SLA - this is a difficult one.  You obviously want to offer all of your customers the premier, best in the world, platinum level of service, but unfortunately that does not always make financial sense.  Customers need to be tiered dependent on the amount of money they pay you (see my post on the 80/20/30 rule) and incidents/problems need to be tiered dependent on the impact to their business.  

It makes for an interesting measurement or matrix but a basic one that will need to be customized for your business is provided below.


Tier 1
Tier 2
Tier 3
Priority 170% + Service Impact or

Total Loss of Service

5min Response

4hr Resolution
70% + Service Impact or

Total Loss of Service

30min Response

8hr Resolution
70% + Service Impact or

Total Loss of Service

1hr Response

24hr Resolution
Priority 250% - 70% Service Impact

15min Response

8hr Resolution
50% - 70% Service Impact

1hr Response

24hr Resolution
50% - 70% Service Impact

4hr Response

72hr Resolution
Priority 3Up to 50% Service Impact

30min Response

12hr Resolution
Up to 50% Service Impact

4hr Response

72hr Resolution
Up to 50% Service Impact

24hr Response

96hr Resolution

Please note the difference here between 'Response' time and 'Resolve' time!!  Make sure that you use this to your effect as problems cannot generally be resolved immediately on 1st contact ... work to analyse the problem takes time.  Don't kid yourself otherwise!

As you can see from the table/matrix mentioned above (hope its not too confusing?) reading from Top Left -> Bottom Right your SLA follows a specified path.  Dependent on the Tier of your customer and the impact to their business a specified service level is offered to them.

A key point to make is that the SLA needs to be something that is achievable - having a customer facing SLA that is more stringent than your own internal OLA (the service level offered by your own internal departments) is doomed to failure and unfortunately some fairly large financial repercussions!

Wednesday, December 12, 2007

Erlang 'C' & Scheduling for Call Centres
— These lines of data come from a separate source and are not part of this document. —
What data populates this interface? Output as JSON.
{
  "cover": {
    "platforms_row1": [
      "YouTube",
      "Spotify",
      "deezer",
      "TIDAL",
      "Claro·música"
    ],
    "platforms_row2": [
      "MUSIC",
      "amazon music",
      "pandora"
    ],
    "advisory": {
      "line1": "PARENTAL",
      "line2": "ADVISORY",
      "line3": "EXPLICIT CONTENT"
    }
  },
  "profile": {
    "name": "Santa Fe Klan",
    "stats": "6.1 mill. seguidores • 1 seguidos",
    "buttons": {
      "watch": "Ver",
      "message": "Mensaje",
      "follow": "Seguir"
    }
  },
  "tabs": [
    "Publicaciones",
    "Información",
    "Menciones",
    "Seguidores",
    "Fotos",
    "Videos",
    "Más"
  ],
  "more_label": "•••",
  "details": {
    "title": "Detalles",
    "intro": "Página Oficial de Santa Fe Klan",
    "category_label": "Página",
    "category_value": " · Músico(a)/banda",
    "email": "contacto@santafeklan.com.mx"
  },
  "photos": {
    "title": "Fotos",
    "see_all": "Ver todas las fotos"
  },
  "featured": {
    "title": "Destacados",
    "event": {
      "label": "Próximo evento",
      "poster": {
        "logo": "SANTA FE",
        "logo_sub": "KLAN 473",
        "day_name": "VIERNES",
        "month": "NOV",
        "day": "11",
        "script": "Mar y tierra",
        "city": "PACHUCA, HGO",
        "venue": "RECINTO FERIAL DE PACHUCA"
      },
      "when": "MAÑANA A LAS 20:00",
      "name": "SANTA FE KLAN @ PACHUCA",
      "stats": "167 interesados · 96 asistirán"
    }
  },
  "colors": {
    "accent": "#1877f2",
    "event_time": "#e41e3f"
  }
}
Erlang 'C' is a nobel winning formula used in the Call Centre and Operations industries to determine the correct and appropriate level of staffing based on key call metrics.  The scary looking formula for this is below and the even scarier explanation from Wikipedia is here.


From a Call Centre and Staffing Point of view the primary elements considered are as follows:
  • Average Talk Time
  • Calls/per specified period (15min is a good benchmark)
  • Specified Service Metrics or SLA (ie. 80/20 <- 80% of calls answered in 20s or less etc...) ... correspondingly, you want to consider your abandon %'age here also.  Are you willing to accept that some of your customers will hang up?  If so, how many & consider what impact that will have on your business in the long run!
With this information in hand and using the formula, you are able to determine how many resources you need in a given period to meet your customer demand.  Using some free online tools (links provided below), you are also able to determine your required resources based on a specified timetable and rotation.  For example if the formula states you need 8 resources between 8am-9am and you are running a 24/7 call centre the actual number of staff you need to employee is 'X'.

Some Good Free Erlang 'C' Calculators -
Holiday/Vacation/Sickness - with this in mind, you still need to plan for excess capacity relevant to staff absenteeism either planned or unplanned.  So although the formula only called for 8 staff & your overage based on a 24/7 call centre is 'X' ... you should actually plan to have 'Y' resources available to cover these gaps!!

Cancellation - the final step in a long and drawn out process

Dealing with customers that want to cancel is hard. I know - I'm personally in the midst of trying to cancel my Television/Internet serv...